The doctors at Berks Oral Surgery are specialists highly trained to manage the treatment of facial injuries involving the mouth, face and jaws. There are a number of possible causes of facial injuries. Falls, car accidents, sports injuries, interpersonal violence and work place accidents account for many. Facial trauma can range from injuries to the teeth to extremely severe injuries to the skin and bones of the face. Many patients with facial injuries are first seen in the emergency room and then referred to an oral and maxillofacial surgeon for further treatment. Our doctors are part of the trauma team at the Reading Hospital and also cover the emergency room at St. Josephs Hospital.
INJURIES TO THE TEETH
Oral & maxillofacial surgeons treat fractures that involve the bone that supports the teeth (alveolus) and also are specialists in replacing “knocked out” or displaced teeth. These types of injuries involve some type of “splinting” or bonding teeth together to stabilize the involved teeth while they heal. A “knocked out” tooth should be placed in milk or dilute salt water until you get to the surgeon. Do not wipe off or attempt to clean the root surface as this disturbs the viable ligament that is still attached. Time is of the essence and you should seek treatment as soon as possible. In the event that the tooth cannot be saved, a dental implant can also be utilized to replace the missing tooth.
INJURIES TO SOFT TISSUES
Facial injuries are often complicated by lacerations of the skin and intra-oral tissues. These are carefully repaired by suturing. Our doctors are trained, skilled and uniquely qualified to manage these complex and esthetically demanding facial injuries.
The treatment of jaw and facial bone fractures is similar to the way fractures in other parts of the body are treated. If you break your arm, a cast is often placed to stabilize the bone to allow for healing. Since a cast cannot be placed on the face, other techniques are utilized to fixate and stabilize facial bone fractures. One way to treat these fractures involves wiring the teeth together. Other types of fractures are stabilized by the use of small bone plates. This is called rigid fixation and often does not require wiring the jaws together thus allowing the patient to return to normal function sooner. An attempt is always made to do these procedures from inside the mouth. When skin incisions are necessary, they are designed to be small and usually placed in an area that the resultant scar is “hidden”.
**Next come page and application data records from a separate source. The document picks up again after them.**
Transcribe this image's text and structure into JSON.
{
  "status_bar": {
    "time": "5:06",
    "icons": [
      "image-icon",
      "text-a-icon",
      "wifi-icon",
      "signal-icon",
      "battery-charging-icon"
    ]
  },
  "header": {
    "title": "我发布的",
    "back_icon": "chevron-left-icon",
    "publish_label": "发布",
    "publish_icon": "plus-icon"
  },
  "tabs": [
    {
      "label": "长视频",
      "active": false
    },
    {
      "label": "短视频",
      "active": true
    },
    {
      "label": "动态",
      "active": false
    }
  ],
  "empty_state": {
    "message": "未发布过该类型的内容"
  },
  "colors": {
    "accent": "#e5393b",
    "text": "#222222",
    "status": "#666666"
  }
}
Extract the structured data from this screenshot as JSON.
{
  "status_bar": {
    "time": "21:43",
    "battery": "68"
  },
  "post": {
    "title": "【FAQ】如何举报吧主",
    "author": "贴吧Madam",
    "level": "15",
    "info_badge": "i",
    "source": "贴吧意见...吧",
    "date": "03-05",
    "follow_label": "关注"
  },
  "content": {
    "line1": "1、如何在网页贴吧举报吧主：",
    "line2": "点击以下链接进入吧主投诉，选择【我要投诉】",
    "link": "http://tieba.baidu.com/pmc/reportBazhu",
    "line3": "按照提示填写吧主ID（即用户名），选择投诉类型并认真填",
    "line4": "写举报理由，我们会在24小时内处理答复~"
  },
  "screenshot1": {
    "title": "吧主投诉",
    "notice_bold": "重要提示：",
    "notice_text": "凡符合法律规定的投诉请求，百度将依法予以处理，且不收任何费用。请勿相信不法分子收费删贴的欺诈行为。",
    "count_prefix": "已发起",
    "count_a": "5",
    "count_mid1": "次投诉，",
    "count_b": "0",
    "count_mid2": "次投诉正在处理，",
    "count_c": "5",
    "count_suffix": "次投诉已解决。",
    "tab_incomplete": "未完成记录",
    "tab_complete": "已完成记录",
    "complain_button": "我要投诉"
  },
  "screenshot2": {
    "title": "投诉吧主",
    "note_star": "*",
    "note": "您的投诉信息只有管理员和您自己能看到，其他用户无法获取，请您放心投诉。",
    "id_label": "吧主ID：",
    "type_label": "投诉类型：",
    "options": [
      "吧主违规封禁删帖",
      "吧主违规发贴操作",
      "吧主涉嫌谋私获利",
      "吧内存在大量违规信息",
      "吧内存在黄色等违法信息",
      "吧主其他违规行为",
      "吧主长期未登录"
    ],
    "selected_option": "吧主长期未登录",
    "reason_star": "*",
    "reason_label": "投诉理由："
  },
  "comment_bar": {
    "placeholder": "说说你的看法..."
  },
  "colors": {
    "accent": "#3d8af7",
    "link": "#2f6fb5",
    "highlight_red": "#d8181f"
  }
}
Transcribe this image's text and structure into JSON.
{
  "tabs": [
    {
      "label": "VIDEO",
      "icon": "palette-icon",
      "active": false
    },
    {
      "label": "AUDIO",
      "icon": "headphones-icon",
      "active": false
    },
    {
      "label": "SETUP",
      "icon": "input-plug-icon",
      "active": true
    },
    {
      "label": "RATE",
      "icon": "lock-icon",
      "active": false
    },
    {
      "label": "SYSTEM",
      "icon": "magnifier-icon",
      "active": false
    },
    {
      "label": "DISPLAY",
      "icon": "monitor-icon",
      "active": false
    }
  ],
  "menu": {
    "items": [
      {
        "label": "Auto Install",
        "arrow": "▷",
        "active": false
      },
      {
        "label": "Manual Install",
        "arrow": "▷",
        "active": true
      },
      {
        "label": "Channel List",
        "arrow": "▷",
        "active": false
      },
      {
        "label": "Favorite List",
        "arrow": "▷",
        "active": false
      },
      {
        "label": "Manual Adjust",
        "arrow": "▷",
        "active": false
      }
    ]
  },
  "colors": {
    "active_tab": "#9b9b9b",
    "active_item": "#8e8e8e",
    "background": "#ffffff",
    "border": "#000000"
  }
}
Facial injuries by their very nature, impart a high degree of emotional as well as physical trauma to patients. The science and art of treating these injuries requires special training involving “hands on” experience and an understanding of how the treatment provided will influence the patient’s function and appearance.